To explain this setback, we considered the possibility that perhaps yet another nonvisual photoreceptor could be lurking in the retina. But this possibility seemed unlikely for a variety of reasons. Most significant, the complete mouse genome, which was sequenced around the time we completed the studies on our knockout mice, contained no other obvious photopigment genes.

The second hypothesis was that perhaps rods, cones and photosensitive ganglion cells acted together to control nonvisual responses to light. This last possibility was put to the test when we engineered mice that completely lacked rods, cones and melan­opsin. These “frankenmice” failed to show any visual or non­visual responses to light and behaved as though their eyes had been surgically removed. Finally, we were able to conclude that rods, cones and the melanopsin-containing ganglion cells all work together to bring nonvisual light information to the brain.

In fact, evidence is emerging that photosensitive ganglion cells also function as a conduit for transmitting nonvisual light information from the rods and cones to the brain, just like the other retinal ganglion cells transmit visual information to the visual areas of the brain. In 2008 three different groups, including ours, each devised a method to kill photosensitive ganglion cells in mice without affecting the rest of the organism. Although the mice retained their vision, they tended to get their days and nights mixed up and also had trouble constricting their pupils. In other words, the specialized ganglion cells are necessary to engender nonvisual responses to light, but the system has some built-in redundancy: these cells can either detect light autonomously or relay information from the rods and cones, or both.

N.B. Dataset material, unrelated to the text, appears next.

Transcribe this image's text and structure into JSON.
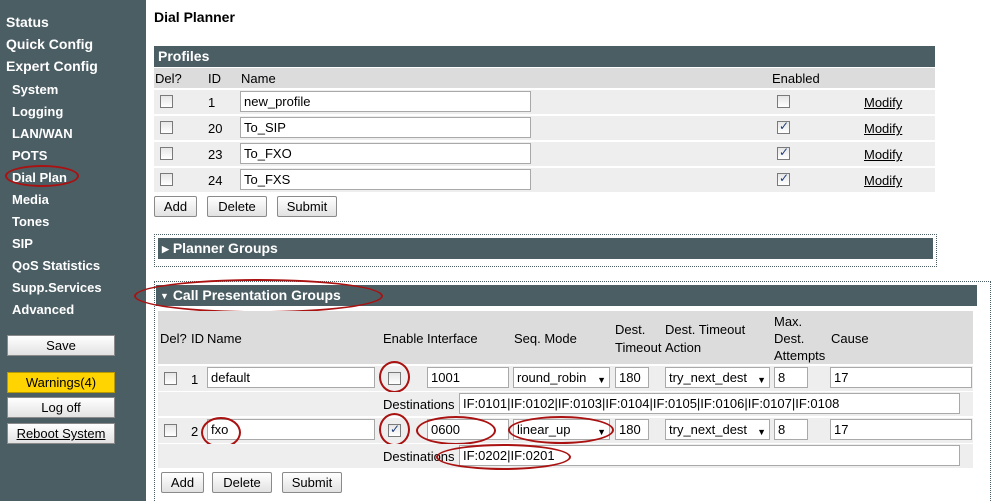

So the puzzle was finally solved—at least as far as mice were concerned. But evidence has emerged that the same physiological mechanism may exist in humans, too. Foster and his collaborators published a study in 2007 of two blind patients who lacked functional rods and cones—the human equivalent of Keeler’s mice—but who could still adjust their circadian rhythms when periodically exposed to blue light. The wavelengths of blue light where their response was optimal were precisely in the same range that melanopsin can detect—as measured in studies by my group in collaboration with Berson’s in which we forced normally nonphotoreceptive cell lines to produce melanopsin. Those cells responded to light by firing in response to blue light.

Perhaps more interesting, we found that when struck by light, melanopsin initiates a chemical signaling cascade inside these cells that more closely resembles what happens in fly and squid photoreceptors than in mammals’ rods and cones. Again, this was not completely unexpected, because we had recognized years earlier that the gene sequence for melanopsin more closely resembled the gene sequences of photopigments in invertebrates than those in vertebrates. Thus, in mammals, melanopsin appears to be the photopigment of a previously unknown and primitive nonvisual photoreceptive system, one housed within the retina alongside its more “advanced” cousin, the visual system.

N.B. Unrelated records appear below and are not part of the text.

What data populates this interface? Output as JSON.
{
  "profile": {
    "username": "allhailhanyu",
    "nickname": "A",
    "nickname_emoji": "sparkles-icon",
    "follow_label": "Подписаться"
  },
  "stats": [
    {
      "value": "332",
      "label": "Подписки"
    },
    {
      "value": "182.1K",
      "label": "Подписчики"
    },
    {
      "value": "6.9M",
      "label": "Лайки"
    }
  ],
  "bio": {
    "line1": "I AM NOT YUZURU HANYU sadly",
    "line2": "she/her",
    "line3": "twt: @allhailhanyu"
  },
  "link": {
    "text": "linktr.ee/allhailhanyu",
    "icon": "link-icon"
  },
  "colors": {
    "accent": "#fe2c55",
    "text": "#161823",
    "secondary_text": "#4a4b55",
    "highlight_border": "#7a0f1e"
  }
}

Aside from pure scientific interest, the discovery of this new, hidden “organ” may have clinical implications as well, because it points to a previously unappreciated link between eye health and mental health. Studies suggest that exposure to blue light may increase awareness, counteracting jet lag or sleep deprivation, and alleviate seasonal affective disorder—a common problem at high latitudes that can cause debilitating depression and may induce suicide. It seems natural to assume that light therapy is effective because it targets photosensitive ganglion cells. Other studies have shown that blind children suffering from diseases that affect retinal ganglion cells, such as glaucoma, seem to be at higher risk of suffering from sleep disorders than children who are blind for other reasons. Targeting the health of photosensitive ganglion cells could thus lead to a new class of treatments for a wide variety of conditions.